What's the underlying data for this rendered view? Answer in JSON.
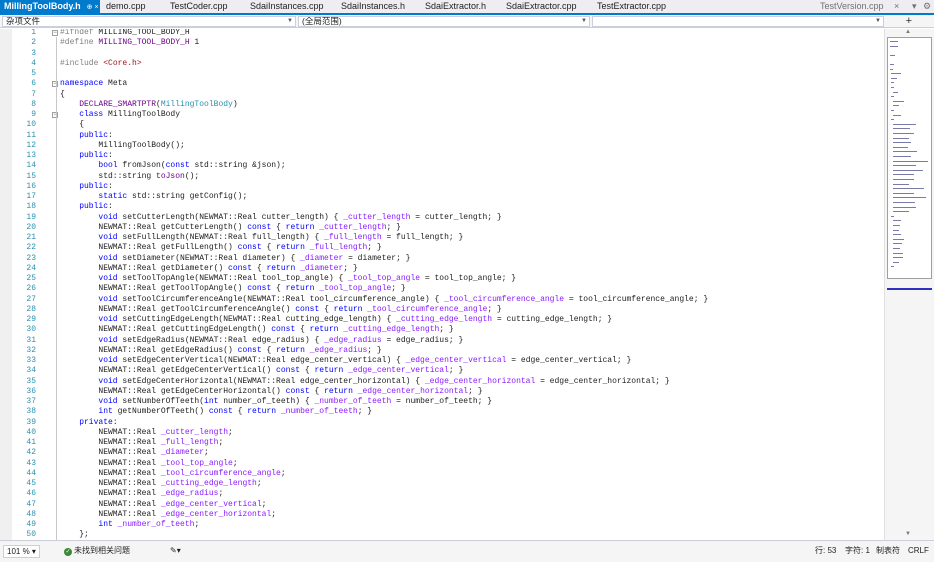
{
  "tabs": [
    {
      "label": "MillingToolBody.h",
      "active": true,
      "icons": "⊕ ×"
    },
    {
      "label": "demo.cpp"
    },
    {
      "label": "TestCoder.cpp"
    },
    {
      "label": "SdaiInstances.cpp"
    },
    {
      "label": "SdaiInstances.h"
    },
    {
      "label": "SdaiExtractor.h"
    },
    {
      "label": "SdaiExtractor.cpp"
    },
    {
      "label": "TestExtractor.cpp"
    }
  ],
  "tab_right": {
    "label": "TestVersion.cpp",
    "close": "×",
    "dropdown": "▾",
    "gear": "⚙"
  },
  "navbar": {
    "project": "杂项文件",
    "scope": "(全局范围)",
    "member": "",
    "split_icon": "+"
  },
  "code": {
    "lines": [
      {
        "n": "1",
        "text": "#ifndef MILLING_TOOL_BODY_H",
        "fold": "−"
      },
      {
        "n": "2",
        "text": "#define MILLING_TOOL_BODY_H 1"
      },
      {
        "n": "3",
        "text": ""
      },
      {
        "n": "4",
        "text": "#include <Core.h>"
      },
      {
        "n": "5",
        "text": ""
      },
      {
        "n": "6",
        "text": "namespace Meta",
        "fold": "−"
      },
      {
        "n": "7",
        "text": "{"
      },
      {
        "n": "8",
        "text": "    DECLARE_SMARTPTR(MillingToolBody)"
      },
      {
        "n": "9",
        "text": "    class MillingToolBody",
        "fold": "−"
      },
      {
        "n": "10",
        "text": "    {"
      },
      {
        "n": "11",
        "text": "    public:"
      },
      {
        "n": "12",
        "text": "        MillingToolBody();"
      },
      {
        "n": "13",
        "text": "    public:"
      },
      {
        "n": "14",
        "text": "        bool fromJson(const std::string &json);"
      },
      {
        "n": "15",
        "text": "        std::string toJson();"
      },
      {
        "n": "16",
        "text": "    public:"
      },
      {
        "n": "17",
        "text": "        static std::string getConfig();"
      },
      {
        "n": "18",
        "text": "    public:"
      },
      {
        "n": "19",
        "text": "        void setCutterLength(NEWMAT::Real cutter_length) { _cutter_length = cutter_length; }"
      },
      {
        "n": "20",
        "text": "        NEWMAT::Real getCutterLength() const { return _cutter_length; }"
      },
      {
        "n": "21",
        "text": "        void setFullLength(NEWMAT::Real full_length) { _full_length = full_length; }"
      },
      {
        "n": "22",
        "text": "        NEWMAT::Real getFullLength() const { return _full_length; }"
      },
      {
        "n": "23",
        "text": "        void setDiameter(NEWMAT::Real diameter) { _diameter = diameter; }"
      },
      {
        "n": "24",
        "text": "        NEWMAT::Real getDiameter() const { return _diameter; }"
      },
      {
        "n": "25",
        "text": "        void setToolTopAngle(NEWMAT::Real tool_top_angle) { _tool_top_angle = tool_top_angle; }"
      },
      {
        "n": "26",
        "text": "        NEWMAT::Real getToolTopAngle() const { return _tool_top_angle; }"
      },
      {
        "n": "27",
        "text": "        void setToolCircumferenceAngle(NEWMAT::Real tool_circumference_angle) { _tool_circumference_angle = tool_circumference_angle; }"
      },
      {
        "n": "28",
        "text": "        NEWMAT::Real getToolCircumferenceAngle() const { return _tool_circumference_angle; }"
      },
      {
        "n": "29",
        "text": "        void setCuttingEdgeLength(NEWMAT::Real cutting_edge_length) { _cutting_edge_length = cutting_edge_length; }"
      },
      {
        "n": "30",
        "text": "        NEWMAT::Real getCuttingEdgeLength() const { return _cutting_edge_length; }"
      },
      {
        "n": "31",
        "text": "        void setEdgeRadius(NEWMAT::Real edge_radius) { _edge_radius = edge_radius; }"
      },
      {
        "n": "32",
        "text": "        NEWMAT::Real getEdgeRadius() const { return _edge_radius; }"
      },
      {
        "n": "33",
        "text": "        void setEdgeCenterVertical(NEWMAT::Real edge_center_vertical) { _edge_center_vertical = edge_center_vertical; }"
      },
      {
        "n": "34",
        "text": "        NEWMAT::Real getEdgeCenterVertical() const { return _edge_center_vertical; }"
      },
      {
        "n": "35",
        "text": "        void setEdgeCenterHorizontal(NEWMAT::Real edge_center_horizontal) { _edge_center_horizontal = edge_center_horizontal; }"
      },
      {
        "n": "36",
        "text": "        NEWMAT::Real getEdgeCenterHorizontal() const { return _edge_center_horizontal; }"
      },
      {
        "n": "37",
        "text": "        void setNumberOfTeeth(int number_of_teeth) { _number_of_teeth = number_of_teeth; }"
      },
      {
        "n": "38",
        "text": "        int getNumberOfTeeth() const { return _number_of_teeth; }"
      },
      {
        "n": "39",
        "text": "    private:"
      },
      {
        "n": "40",
        "text": "        NEWMAT::Real _cutter_length;"
      },
      {
        "n": "41",
        "text": "        NEWMAT::Real _full_length;"
      },
      {
        "n": "42",
        "text": "        NEWMAT::Real _diameter;"
      },
      {
        "n": "43",
        "text": "        NEWMAT::Real _tool_top_angle;"
      },
      {
        "n": "44",
        "text": "        NEWMAT::Real _tool_circumference_angle;"
      },
      {
        "n": "45",
        "text": "        NEWMAT::Real _cutting_edge_length;"
      },
      {
        "n": "46",
        "text": "        NEWMAT::Real _edge_radius;"
      },
      {
        "n": "47",
        "text": "        NEWMAT::Real _edge_center_vertical;"
      },
      {
        "n": "48",
        "text": "        NEWMAT::Real _edge_center_horizontal;"
      },
      {
        "n": "49",
        "text": "        int _number_of_teeth;"
      },
      {
        "n": "50",
        "text": "    };"
      }
    ]
  },
  "colors": {
    "keyword": "#0000ff",
    "preprocessor": "#808080",
    "include": "#a31515",
    "macro": "#6f008a",
    "type": "#2b91af",
    "member": "#8a1bff",
    "accent": "#007acc"
  },
  "status": {
    "zoom": "101 %",
    "issues": "未找到相关问题",
    "line": "行: 53",
    "char": "字符: 1",
    "tabs": "制表符",
    "eol": "CRLF"
  }
}
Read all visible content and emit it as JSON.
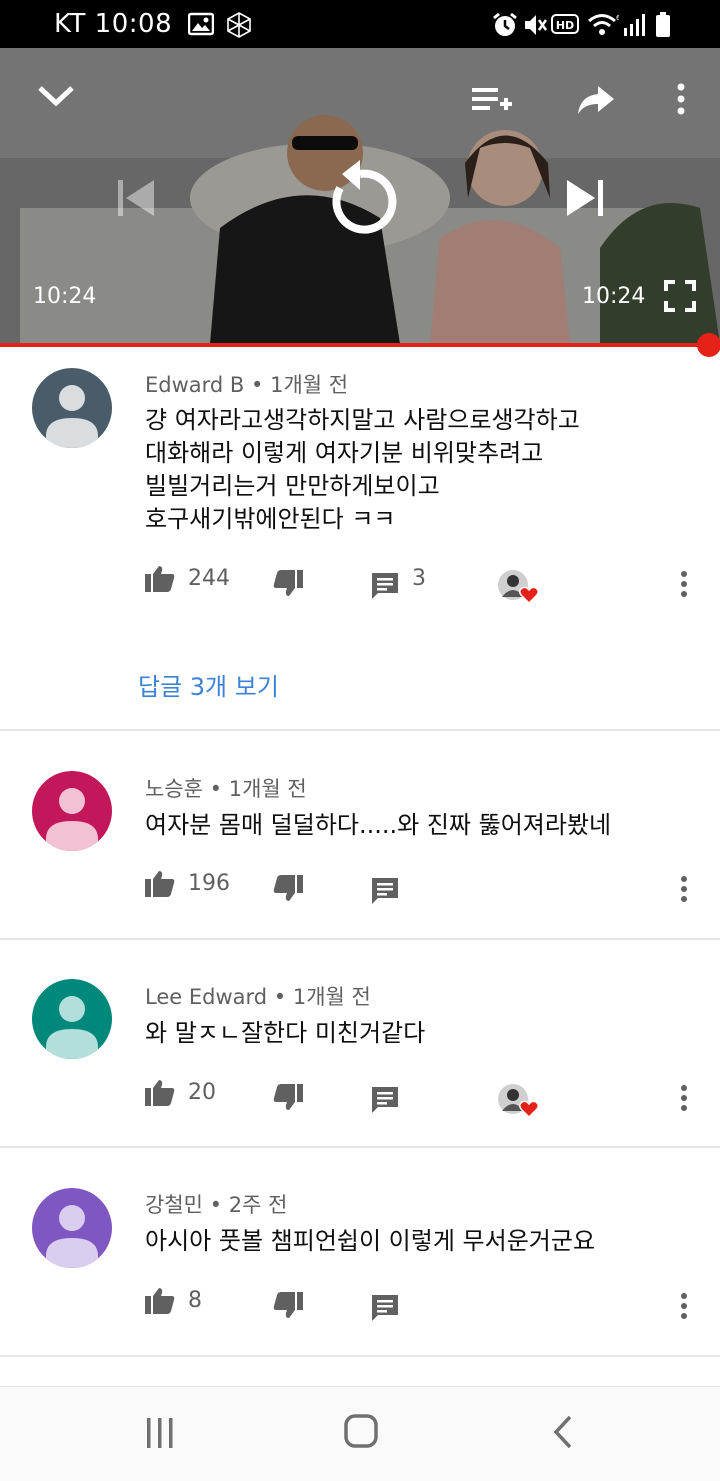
{
  "status_bar": {
    "carrier_time": "KT 10:08"
  },
  "player": {
    "time_current": "10:24",
    "time_total": "10:24",
    "progress_fraction": 1.0
  },
  "comments": [
    {
      "author": "Edward B",
      "time": "1개월 전",
      "text": "걍 여자라고생각하지말고 사람으로생각하고\n대화해라 이렇게 여자기분 비위맞추려고\n빌빌거리는거 만만하게보이고\n호구새기밖에안된다 ㅋㅋ",
      "likes": "244",
      "reply_count": "3",
      "creator_heart": true,
      "avatar_color": "#4a5c6a",
      "view_replies": "답글 3개 보기"
    },
    {
      "author": "노승훈",
      "time": "1개월 전",
      "text": "여자분 몸매 덜덜하다.....와 진짜 뚫어져라봤네",
      "likes": "196",
      "reply_count": "",
      "creator_heart": false,
      "avatar_color": "#c2185b"
    },
    {
      "author": "Lee Edward",
      "time": "1개월 전",
      "text": "와 말ㅈㄴ잘한다 미친거같다",
      "likes": "20",
      "reply_count": "",
      "creator_heart": true,
      "avatar_color": "#00897b"
    },
    {
      "author": "강철민",
      "time": "2주 전",
      "text": "아시아 풋볼 챔피언쉽이 이렇게 무서운거군요",
      "likes": "8",
      "reply_count": "",
      "creator_heart": false,
      "avatar_color": "#7e57c2"
    }
  ],
  "icons": {
    "status": [
      "gallery-icon",
      "app-icon",
      "alarm-icon",
      "mute-icon",
      "hd-icon",
      "wifi-icon",
      "signal-icon",
      "battery-icon"
    ],
    "player": [
      "collapse-icon",
      "add-to-playlist-icon",
      "share-icon",
      "more-icon",
      "previous-icon",
      "replay-icon",
      "next-icon",
      "fullscreen-icon"
    ],
    "comment": [
      "thumb-up-icon",
      "thumb-down-icon",
      "reply-icon",
      "creator-heart-icon",
      "more-icon"
    ],
    "nav": [
      "recents-icon",
      "home-icon",
      "back-icon"
    ]
  }
}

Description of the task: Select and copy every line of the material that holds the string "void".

Solution for this task:
        "text": "        void setCutterLength(NEWMAT::Real cutter_length) { _cutter_length = cutter_length; }"
        "text": "        void setFullLength(NEWMAT::Real full_length) { _full_length = full_length; }"
        "text": "        void setDiameter(NEWMAT::Real diameter) { _diameter = diameter; }"
        "text": "        void setToolTopAngle(NEWMAT::Real tool_top_angle) { _tool_top_angle = tool_top_angle; }"
        "text": "        void setToolCircumferenceAngle(NEWMAT::Real tool_circumference_angle) { _tool_circumference_angle = tool_circumference_angle; }"
        "text": "        void setCuttingEdgeLength(NEWMAT::Real cutting_edge_length) { _cutting_edge_length = cutting_edge_length; }"
        "text": "        void setEdgeRadius(NEWMAT::Real edge_radius) { _edge_radius = edge_radius; }"
        "text": "        void setEdgeCenterVertical(NEWMAT::Real edge_center_vertical) { _edge_center_vertical = edge_center_vertical; }"
        "text": "        void setEdgeCenterHorizontal(NEWMAT::Real edge_center_horizontal) { _edge_center_horizontal = edge_center_horizontal; }"
        "text": "        void setNumberOfTeeth(int number_of_teeth) { _number_of_teeth = number_of_teeth; }"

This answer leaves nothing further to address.